INSTRUCTIONS TO FOLLOW → The answer must consist of every line in the data that contains "black".
----------------------------------------
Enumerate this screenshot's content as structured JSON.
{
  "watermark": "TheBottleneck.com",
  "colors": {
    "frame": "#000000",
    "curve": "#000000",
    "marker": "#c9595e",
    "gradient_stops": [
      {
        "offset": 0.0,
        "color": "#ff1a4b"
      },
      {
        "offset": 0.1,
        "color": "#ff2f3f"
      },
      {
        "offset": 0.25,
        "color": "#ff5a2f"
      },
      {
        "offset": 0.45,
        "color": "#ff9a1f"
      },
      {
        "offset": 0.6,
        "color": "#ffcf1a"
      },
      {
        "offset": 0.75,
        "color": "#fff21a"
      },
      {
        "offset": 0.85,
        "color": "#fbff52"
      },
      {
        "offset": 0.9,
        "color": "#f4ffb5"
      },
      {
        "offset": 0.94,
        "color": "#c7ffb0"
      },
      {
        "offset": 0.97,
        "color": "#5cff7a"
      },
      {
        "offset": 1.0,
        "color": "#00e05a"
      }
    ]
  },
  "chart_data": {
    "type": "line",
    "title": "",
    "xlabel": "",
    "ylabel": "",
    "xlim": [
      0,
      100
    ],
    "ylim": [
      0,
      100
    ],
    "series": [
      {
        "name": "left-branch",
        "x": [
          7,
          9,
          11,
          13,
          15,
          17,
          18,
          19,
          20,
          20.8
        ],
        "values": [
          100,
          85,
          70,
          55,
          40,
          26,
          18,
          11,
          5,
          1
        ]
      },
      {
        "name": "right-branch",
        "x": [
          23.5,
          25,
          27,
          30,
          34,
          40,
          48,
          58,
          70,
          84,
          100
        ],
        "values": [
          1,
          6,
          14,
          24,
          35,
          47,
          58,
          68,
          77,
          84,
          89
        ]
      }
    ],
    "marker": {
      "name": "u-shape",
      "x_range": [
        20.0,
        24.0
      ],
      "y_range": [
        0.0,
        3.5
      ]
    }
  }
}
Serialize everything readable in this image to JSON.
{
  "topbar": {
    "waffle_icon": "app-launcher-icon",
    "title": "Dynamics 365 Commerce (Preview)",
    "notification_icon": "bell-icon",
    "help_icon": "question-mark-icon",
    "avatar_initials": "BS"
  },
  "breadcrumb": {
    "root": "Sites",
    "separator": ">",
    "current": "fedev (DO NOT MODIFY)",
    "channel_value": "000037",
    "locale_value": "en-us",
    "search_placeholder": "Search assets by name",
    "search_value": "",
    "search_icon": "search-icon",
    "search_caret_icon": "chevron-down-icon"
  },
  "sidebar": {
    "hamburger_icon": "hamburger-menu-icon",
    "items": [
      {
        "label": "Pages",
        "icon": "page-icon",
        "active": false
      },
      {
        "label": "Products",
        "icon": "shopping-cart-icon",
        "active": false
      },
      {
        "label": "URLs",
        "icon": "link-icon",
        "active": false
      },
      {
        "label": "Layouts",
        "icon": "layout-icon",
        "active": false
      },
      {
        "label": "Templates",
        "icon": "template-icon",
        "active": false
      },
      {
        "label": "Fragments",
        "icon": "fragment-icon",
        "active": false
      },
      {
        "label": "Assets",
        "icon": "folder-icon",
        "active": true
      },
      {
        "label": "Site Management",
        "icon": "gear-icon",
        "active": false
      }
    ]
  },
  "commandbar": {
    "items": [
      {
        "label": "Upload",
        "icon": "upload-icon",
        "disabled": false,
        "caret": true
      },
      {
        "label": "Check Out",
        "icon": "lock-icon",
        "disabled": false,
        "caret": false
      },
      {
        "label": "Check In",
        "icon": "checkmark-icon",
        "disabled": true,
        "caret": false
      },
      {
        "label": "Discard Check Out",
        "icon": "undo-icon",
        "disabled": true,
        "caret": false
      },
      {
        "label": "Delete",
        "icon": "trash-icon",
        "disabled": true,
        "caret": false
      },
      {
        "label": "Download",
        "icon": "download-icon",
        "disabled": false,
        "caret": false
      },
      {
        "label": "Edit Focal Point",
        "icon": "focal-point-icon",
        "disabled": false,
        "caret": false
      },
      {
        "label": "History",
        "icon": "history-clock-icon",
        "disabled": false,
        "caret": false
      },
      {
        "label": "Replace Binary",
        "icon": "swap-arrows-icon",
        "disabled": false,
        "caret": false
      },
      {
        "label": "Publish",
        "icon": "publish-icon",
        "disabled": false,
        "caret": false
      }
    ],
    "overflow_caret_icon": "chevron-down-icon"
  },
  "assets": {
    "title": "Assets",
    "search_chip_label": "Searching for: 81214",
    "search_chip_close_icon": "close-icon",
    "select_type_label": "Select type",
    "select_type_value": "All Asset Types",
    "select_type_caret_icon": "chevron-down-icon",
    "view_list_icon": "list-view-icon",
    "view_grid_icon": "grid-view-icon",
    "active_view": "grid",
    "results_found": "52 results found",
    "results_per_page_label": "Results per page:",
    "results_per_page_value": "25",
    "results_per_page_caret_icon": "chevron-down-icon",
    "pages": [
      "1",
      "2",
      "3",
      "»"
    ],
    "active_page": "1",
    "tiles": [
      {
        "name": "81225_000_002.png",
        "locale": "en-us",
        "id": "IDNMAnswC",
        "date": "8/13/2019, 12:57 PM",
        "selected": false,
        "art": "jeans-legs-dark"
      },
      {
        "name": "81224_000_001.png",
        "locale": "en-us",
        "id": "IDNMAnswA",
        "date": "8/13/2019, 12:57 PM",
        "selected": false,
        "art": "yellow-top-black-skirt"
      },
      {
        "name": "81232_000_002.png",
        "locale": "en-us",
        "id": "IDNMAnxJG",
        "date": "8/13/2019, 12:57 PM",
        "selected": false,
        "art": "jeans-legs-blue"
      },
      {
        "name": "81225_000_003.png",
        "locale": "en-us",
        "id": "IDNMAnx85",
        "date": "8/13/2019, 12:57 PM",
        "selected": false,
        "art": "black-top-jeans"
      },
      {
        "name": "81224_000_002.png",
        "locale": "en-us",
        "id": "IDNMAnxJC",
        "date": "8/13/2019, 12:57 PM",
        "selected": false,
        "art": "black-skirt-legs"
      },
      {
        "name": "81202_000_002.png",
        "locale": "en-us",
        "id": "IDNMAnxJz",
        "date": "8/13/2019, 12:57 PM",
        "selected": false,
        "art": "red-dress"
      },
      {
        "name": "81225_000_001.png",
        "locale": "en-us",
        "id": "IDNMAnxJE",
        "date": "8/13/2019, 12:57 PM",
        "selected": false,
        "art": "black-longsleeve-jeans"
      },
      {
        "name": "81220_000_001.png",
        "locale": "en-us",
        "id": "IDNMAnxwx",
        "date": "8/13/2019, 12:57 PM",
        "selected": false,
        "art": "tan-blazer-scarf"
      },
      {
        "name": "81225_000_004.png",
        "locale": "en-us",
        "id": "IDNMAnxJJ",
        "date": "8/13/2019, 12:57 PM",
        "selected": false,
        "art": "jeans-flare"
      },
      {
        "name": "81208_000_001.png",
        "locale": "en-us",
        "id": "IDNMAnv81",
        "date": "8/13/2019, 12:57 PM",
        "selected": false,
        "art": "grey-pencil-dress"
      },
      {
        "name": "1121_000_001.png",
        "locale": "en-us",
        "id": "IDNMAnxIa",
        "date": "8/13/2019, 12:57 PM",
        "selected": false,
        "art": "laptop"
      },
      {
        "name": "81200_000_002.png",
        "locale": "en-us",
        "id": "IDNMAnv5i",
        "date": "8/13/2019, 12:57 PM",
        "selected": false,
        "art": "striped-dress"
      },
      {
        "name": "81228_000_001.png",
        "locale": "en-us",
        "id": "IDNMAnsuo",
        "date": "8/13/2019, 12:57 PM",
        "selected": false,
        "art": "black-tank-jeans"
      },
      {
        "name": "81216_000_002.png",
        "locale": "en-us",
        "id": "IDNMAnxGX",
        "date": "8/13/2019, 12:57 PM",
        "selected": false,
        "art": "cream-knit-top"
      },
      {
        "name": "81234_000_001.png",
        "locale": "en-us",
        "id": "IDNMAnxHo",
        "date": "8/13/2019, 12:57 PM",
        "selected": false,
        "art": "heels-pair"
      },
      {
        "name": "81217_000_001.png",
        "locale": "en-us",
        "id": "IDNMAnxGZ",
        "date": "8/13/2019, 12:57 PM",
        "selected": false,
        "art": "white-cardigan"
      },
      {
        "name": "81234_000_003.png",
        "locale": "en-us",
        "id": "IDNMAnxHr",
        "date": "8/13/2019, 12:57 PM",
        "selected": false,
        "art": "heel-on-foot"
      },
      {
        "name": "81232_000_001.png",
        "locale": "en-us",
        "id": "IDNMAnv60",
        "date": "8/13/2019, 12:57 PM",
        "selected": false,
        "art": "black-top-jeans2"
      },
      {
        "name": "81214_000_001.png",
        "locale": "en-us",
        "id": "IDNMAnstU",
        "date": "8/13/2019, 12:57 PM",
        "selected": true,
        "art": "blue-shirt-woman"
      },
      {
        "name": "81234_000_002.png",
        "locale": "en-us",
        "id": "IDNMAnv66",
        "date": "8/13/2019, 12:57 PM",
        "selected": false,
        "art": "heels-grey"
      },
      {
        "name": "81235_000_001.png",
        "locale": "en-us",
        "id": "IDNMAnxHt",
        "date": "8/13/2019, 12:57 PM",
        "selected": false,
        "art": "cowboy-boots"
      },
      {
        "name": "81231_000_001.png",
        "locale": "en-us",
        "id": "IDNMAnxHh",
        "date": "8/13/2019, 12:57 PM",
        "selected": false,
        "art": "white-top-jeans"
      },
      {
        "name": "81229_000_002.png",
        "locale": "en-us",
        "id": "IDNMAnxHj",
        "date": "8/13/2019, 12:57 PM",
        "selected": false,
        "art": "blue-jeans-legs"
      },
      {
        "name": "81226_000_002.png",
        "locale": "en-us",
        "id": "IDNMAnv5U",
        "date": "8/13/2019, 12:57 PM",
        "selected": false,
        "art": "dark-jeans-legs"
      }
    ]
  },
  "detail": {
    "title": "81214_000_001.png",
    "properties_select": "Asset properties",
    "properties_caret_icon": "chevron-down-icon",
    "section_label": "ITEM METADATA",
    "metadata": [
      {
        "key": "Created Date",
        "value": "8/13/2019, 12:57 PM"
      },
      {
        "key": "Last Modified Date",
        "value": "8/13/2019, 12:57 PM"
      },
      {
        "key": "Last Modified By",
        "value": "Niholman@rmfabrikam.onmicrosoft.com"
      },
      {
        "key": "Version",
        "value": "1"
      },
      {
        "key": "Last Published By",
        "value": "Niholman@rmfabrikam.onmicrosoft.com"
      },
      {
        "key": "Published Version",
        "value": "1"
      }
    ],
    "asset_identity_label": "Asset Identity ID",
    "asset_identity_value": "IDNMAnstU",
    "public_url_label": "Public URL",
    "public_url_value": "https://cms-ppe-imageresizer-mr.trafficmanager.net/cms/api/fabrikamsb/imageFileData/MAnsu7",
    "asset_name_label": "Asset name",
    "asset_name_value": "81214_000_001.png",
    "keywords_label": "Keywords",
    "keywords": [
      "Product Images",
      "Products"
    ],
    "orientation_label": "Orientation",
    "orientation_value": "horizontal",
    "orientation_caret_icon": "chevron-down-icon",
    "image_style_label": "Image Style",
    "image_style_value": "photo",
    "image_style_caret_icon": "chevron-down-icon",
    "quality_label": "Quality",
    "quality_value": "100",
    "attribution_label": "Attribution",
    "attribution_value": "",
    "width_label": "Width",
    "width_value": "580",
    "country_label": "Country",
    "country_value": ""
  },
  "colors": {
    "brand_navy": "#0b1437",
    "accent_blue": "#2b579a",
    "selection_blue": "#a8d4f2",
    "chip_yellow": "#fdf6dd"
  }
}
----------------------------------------
EXERCISE RESPONSE →
        "art": "yellow-top-black-skirt"
        "art": "black-top-jeans"
        "art": "black-skirt-legs"
        "art": "black-longsleeve-jeans"
        "art": "black-tank-jeans"
        "art": "black-top-jeans2"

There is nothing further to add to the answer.